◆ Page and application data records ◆

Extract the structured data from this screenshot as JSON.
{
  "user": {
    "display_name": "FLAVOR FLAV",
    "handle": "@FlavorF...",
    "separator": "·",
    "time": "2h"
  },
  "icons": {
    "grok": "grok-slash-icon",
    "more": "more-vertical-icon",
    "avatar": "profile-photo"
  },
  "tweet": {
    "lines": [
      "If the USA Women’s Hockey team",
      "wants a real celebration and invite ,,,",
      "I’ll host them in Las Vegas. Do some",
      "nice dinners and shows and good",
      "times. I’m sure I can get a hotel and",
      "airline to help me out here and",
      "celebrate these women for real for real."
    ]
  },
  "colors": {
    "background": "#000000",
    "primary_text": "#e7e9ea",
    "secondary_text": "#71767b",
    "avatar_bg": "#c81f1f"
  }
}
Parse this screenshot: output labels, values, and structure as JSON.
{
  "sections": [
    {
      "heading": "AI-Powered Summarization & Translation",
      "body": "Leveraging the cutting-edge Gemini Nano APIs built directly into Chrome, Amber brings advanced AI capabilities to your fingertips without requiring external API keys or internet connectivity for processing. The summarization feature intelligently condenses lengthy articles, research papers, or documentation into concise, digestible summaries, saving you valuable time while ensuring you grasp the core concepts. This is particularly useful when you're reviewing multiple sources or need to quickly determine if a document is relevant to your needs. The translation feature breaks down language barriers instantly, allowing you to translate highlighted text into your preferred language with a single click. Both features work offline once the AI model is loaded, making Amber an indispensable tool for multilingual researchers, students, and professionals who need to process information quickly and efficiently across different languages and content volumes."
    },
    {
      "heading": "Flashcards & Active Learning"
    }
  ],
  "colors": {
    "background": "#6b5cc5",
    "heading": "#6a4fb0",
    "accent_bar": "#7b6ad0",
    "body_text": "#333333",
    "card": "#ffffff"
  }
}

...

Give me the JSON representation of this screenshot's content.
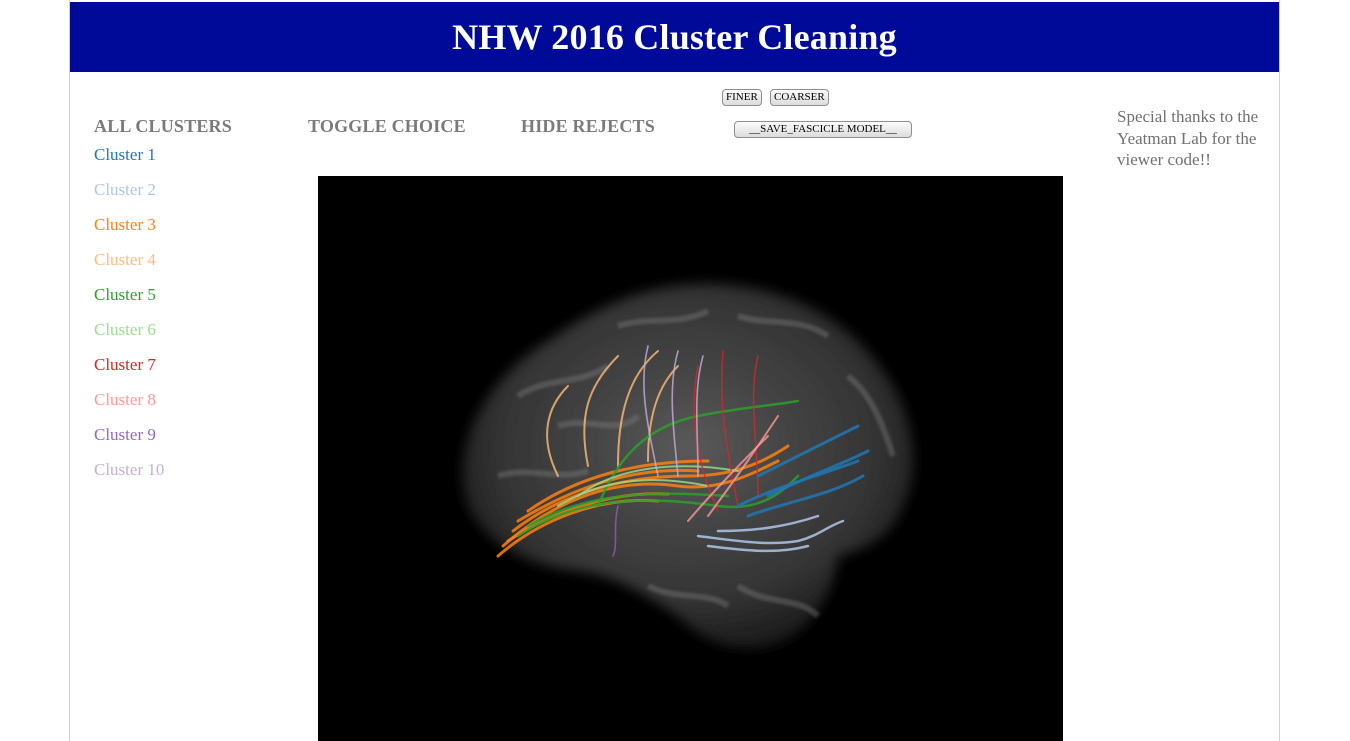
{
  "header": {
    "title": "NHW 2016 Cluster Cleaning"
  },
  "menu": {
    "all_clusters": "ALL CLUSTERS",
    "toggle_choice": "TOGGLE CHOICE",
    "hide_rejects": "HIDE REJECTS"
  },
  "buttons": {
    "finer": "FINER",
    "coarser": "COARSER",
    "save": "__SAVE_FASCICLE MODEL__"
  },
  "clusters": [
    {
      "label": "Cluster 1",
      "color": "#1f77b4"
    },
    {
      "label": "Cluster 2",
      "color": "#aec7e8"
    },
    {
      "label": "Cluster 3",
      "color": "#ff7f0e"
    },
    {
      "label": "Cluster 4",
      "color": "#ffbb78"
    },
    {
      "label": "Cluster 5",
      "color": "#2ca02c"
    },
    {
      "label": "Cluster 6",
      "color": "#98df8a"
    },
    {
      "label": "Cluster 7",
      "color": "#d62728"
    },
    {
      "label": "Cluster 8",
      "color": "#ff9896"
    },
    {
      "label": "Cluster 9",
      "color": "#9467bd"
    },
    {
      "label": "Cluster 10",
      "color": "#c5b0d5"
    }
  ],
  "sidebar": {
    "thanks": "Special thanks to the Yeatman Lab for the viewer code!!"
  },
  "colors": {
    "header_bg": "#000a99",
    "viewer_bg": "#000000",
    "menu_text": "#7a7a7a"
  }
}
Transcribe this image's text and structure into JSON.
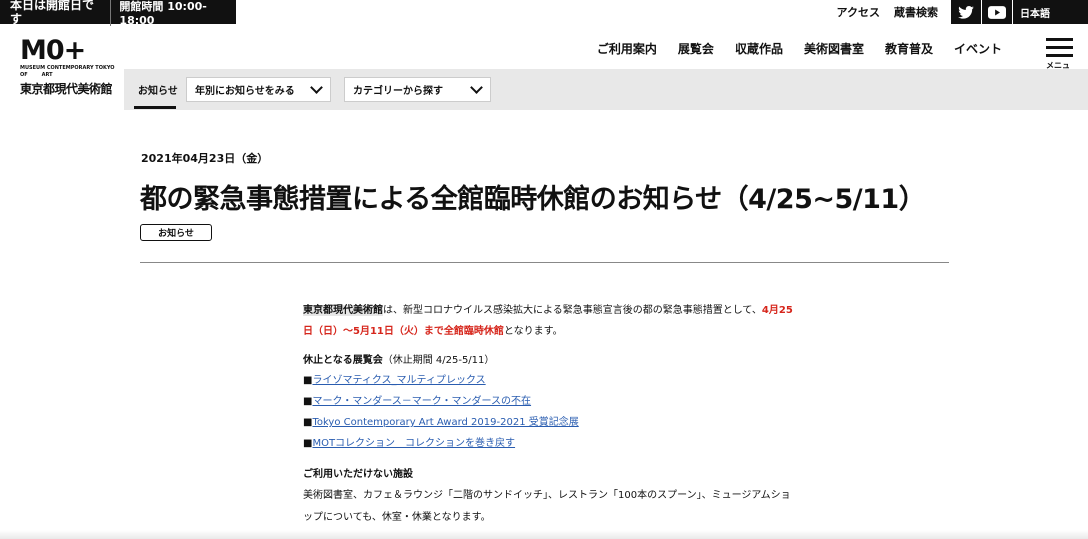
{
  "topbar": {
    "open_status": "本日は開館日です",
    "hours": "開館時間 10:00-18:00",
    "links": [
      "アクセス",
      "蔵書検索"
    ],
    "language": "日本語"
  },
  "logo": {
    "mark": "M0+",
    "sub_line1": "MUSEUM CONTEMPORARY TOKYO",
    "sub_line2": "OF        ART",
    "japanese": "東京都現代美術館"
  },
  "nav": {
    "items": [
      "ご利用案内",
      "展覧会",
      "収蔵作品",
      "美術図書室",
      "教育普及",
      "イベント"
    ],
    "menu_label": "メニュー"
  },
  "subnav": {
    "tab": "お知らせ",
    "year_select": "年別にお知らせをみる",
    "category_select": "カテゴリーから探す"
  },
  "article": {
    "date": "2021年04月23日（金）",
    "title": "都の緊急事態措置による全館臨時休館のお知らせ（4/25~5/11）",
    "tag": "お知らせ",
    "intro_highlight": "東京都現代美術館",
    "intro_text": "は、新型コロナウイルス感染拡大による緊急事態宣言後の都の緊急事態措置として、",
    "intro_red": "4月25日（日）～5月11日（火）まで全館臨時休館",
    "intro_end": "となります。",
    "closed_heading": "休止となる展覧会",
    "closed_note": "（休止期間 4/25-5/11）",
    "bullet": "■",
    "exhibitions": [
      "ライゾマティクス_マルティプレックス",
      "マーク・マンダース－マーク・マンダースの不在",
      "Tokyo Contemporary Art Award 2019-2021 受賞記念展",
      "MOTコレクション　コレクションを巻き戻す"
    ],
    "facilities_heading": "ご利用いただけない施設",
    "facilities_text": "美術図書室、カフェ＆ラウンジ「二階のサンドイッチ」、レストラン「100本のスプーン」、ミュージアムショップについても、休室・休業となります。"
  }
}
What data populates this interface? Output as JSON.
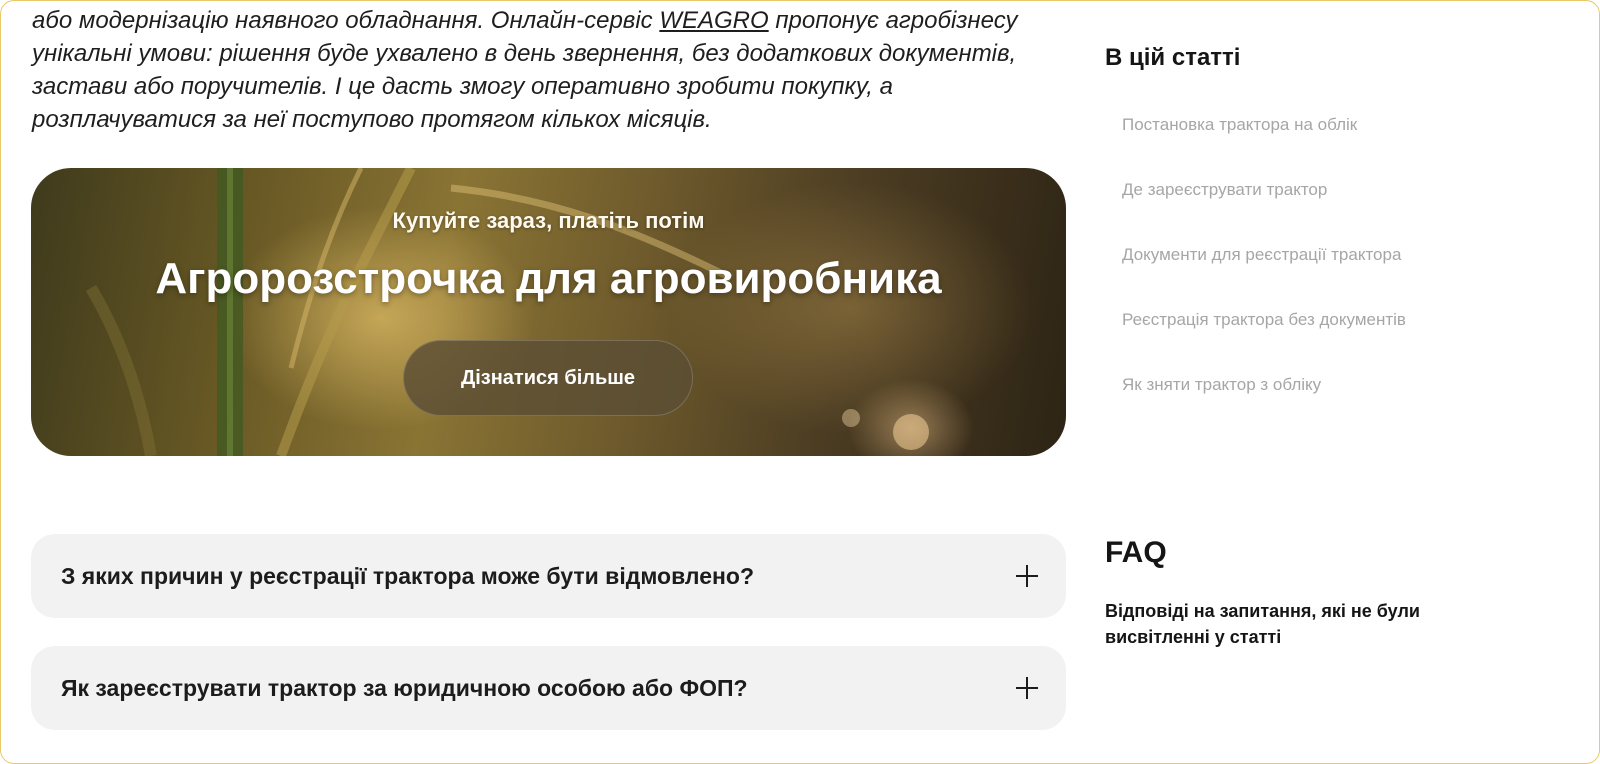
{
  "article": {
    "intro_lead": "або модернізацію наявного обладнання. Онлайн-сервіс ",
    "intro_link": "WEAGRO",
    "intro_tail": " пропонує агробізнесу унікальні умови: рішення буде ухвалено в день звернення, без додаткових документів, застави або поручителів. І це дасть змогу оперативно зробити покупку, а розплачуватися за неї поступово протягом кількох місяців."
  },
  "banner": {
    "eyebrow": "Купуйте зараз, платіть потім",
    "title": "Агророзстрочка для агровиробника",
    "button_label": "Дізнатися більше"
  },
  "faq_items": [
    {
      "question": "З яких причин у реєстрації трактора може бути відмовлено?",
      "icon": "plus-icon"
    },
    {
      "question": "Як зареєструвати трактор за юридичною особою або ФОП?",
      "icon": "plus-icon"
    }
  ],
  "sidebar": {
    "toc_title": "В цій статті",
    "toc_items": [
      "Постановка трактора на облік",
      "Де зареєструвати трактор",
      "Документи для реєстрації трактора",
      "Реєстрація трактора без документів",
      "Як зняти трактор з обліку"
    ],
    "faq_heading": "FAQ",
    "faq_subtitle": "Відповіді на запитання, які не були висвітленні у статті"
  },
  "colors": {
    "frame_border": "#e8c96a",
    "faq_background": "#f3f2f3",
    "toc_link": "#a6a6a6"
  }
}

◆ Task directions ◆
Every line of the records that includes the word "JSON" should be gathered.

◆ Worked solution ◆
Extract the structured data from this screenshot as JSON.
Parse this screenshot: output labels, values, and structure as JSON.
Give me the JSON representation of this screenshot's content.
Transcribe this image's text and structure into JSON.
What data populates this interface? Output as JSON.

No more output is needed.